* _PROBLEM REQUIREMENTS_
Copy out every line of the data that has the word "this" somewhere in it.

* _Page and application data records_
──────────
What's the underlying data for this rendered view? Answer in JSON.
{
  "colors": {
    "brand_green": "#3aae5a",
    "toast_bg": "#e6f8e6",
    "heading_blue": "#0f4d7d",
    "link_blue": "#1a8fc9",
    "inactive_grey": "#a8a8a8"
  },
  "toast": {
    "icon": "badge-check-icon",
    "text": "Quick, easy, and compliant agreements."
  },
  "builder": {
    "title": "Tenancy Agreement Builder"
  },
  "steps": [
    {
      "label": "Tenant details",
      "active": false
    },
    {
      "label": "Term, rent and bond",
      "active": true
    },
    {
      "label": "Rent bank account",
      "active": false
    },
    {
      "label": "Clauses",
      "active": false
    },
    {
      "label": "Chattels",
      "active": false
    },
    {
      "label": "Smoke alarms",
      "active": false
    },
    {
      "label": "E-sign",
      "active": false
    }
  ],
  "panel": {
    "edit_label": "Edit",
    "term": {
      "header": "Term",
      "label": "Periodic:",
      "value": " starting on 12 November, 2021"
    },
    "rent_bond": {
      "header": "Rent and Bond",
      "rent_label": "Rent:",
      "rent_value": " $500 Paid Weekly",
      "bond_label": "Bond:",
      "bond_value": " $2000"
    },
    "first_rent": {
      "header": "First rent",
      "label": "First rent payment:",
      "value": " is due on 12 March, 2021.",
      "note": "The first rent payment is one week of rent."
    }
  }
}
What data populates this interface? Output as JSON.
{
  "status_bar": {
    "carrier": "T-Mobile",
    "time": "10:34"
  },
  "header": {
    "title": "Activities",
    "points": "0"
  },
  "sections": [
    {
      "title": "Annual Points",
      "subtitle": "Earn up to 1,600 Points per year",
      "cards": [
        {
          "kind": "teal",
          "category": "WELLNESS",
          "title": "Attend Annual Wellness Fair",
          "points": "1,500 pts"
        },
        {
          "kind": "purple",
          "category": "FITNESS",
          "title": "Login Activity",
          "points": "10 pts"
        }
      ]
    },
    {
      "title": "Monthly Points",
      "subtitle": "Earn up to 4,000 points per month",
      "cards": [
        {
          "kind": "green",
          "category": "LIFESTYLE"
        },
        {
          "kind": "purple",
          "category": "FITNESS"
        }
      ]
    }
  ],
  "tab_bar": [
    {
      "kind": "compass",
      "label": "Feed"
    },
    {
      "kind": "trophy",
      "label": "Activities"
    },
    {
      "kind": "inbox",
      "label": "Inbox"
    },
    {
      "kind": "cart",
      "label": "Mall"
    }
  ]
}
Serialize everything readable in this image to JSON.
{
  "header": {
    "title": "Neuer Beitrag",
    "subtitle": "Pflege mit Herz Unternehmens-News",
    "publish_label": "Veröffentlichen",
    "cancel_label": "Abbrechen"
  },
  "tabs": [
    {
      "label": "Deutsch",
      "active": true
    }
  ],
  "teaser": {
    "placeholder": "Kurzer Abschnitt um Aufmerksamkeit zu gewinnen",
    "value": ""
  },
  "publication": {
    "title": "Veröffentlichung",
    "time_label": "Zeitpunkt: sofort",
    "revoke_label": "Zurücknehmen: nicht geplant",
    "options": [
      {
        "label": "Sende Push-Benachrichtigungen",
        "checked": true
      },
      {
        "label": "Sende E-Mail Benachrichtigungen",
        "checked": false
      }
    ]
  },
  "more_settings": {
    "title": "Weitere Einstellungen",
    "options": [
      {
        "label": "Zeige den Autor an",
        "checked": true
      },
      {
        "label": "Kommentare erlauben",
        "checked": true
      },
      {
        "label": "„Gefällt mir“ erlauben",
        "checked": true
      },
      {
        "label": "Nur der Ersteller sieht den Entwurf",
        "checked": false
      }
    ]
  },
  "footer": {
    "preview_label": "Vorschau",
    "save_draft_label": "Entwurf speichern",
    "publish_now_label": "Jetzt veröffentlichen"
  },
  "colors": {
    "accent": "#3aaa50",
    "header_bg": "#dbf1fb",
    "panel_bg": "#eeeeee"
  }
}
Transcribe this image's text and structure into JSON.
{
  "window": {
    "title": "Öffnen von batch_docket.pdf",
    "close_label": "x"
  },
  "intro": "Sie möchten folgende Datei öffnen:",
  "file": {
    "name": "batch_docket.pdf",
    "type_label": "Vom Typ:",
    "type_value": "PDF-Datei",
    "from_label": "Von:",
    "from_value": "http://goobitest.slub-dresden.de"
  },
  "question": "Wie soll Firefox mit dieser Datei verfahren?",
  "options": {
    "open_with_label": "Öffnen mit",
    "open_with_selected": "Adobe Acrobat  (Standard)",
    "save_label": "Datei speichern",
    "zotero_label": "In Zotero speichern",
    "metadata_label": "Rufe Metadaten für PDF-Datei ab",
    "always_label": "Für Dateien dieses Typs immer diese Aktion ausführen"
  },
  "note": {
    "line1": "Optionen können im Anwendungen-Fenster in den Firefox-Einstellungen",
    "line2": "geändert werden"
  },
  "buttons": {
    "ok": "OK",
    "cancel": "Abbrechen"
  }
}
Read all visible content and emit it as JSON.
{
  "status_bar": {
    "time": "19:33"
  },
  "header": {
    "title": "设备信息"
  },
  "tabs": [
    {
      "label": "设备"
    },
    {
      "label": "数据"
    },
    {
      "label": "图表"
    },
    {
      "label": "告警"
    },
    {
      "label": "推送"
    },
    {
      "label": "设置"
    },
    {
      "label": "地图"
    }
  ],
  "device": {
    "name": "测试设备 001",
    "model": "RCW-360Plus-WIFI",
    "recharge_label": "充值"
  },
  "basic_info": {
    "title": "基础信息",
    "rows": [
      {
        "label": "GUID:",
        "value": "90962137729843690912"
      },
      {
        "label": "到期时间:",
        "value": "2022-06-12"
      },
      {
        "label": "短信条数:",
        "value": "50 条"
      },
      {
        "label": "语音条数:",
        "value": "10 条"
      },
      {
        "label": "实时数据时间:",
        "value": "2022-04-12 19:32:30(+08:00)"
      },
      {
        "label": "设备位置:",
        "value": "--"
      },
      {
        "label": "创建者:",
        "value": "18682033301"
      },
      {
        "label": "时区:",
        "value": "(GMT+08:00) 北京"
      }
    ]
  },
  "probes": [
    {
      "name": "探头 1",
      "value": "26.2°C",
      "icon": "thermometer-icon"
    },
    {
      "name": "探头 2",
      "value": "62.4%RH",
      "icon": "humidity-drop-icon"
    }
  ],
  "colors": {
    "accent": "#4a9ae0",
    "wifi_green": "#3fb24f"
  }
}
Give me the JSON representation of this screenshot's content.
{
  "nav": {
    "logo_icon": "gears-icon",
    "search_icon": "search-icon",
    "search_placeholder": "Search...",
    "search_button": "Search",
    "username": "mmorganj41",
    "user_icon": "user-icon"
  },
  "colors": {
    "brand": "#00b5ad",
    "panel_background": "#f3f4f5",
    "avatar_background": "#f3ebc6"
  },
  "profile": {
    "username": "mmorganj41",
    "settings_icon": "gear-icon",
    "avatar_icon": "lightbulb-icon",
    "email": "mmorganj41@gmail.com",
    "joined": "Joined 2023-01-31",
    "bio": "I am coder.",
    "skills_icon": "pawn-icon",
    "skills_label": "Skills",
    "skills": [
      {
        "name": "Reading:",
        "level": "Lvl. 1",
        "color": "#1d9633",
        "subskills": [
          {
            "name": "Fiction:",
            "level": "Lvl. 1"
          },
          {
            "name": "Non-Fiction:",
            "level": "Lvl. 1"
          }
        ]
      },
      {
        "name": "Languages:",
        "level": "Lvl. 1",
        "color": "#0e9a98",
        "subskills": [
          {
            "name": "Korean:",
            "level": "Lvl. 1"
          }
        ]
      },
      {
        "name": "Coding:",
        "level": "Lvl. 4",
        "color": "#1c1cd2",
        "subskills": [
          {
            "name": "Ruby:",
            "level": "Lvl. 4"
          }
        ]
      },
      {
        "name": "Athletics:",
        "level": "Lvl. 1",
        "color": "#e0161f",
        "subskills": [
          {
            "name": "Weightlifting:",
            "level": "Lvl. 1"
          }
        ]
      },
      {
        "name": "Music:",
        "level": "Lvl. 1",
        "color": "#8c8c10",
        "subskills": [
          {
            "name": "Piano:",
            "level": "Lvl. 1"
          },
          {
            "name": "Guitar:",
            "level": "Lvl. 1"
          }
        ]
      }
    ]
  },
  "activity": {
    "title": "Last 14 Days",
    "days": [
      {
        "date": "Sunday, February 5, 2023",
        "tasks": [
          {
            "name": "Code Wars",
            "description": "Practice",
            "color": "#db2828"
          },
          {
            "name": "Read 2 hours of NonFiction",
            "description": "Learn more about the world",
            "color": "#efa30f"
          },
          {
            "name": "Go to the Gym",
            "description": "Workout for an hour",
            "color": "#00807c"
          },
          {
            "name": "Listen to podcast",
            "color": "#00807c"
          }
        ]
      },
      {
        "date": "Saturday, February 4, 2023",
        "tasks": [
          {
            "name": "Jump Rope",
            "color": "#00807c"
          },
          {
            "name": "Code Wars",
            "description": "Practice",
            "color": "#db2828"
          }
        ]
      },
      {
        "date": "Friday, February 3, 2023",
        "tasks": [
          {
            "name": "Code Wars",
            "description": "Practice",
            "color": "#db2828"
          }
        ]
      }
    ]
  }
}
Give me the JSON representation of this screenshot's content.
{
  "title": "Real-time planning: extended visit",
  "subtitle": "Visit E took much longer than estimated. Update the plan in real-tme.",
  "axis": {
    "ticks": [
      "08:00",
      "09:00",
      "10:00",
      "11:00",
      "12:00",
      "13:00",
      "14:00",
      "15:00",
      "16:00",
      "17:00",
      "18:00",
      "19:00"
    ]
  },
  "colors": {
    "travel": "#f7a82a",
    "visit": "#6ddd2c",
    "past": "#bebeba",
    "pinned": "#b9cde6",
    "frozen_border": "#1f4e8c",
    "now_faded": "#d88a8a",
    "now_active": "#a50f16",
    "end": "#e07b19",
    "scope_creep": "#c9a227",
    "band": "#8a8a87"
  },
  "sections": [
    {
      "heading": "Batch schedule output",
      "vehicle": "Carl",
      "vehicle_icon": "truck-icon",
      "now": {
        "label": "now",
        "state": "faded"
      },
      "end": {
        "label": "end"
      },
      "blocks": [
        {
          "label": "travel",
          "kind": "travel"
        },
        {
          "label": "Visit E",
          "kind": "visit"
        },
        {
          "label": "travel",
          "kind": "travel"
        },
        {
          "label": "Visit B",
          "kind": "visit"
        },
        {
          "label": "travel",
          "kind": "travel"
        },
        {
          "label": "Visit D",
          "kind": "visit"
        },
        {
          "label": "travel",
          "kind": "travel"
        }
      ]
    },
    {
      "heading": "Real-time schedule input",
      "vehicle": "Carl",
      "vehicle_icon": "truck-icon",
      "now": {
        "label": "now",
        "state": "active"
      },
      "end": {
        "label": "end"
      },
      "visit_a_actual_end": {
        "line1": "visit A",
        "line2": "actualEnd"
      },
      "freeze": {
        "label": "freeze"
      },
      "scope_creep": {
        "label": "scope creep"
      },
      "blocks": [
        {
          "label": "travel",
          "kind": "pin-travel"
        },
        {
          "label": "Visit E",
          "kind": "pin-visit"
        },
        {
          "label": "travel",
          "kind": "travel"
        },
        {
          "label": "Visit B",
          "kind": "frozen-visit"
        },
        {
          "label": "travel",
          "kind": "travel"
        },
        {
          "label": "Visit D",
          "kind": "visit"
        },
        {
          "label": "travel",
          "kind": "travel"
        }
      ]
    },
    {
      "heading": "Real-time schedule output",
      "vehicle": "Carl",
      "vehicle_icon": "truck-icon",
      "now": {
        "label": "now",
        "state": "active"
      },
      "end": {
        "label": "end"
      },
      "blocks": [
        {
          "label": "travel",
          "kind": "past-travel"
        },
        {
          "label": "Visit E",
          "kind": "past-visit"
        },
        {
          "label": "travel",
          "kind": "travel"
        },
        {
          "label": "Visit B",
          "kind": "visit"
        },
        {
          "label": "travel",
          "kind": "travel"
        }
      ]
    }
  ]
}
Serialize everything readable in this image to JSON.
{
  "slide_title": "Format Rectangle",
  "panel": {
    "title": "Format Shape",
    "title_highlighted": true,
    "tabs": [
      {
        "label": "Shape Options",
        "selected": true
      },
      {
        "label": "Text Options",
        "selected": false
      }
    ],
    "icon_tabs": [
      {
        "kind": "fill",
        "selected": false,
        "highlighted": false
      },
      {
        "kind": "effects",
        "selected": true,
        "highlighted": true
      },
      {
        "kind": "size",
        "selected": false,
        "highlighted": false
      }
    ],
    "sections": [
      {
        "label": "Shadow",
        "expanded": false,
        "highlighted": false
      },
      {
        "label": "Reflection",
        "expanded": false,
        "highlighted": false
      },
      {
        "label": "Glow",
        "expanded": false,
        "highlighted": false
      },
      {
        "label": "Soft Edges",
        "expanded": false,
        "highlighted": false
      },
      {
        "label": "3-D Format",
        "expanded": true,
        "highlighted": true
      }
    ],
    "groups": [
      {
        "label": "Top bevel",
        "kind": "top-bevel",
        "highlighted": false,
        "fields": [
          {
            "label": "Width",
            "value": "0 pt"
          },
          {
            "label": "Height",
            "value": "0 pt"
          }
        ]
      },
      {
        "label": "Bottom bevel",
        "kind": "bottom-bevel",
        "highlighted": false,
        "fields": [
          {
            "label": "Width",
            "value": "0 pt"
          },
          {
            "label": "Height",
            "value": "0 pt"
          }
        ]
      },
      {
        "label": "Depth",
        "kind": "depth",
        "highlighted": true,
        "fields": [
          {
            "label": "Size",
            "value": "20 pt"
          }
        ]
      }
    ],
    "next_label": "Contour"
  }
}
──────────
* _RESPONSE TO THE TASK_
What's the underlying data for this rendered view? Answer in JSON.
What data populates this interface? Output as JSON.
Serialize everything readable in this image to JSON.
Transcribe this image's text and structure into JSON.
Give me the JSON representation of this screenshot's content.
Give me the JSON representation of this screenshot's content.
Serialize everything readable in this image to JSON.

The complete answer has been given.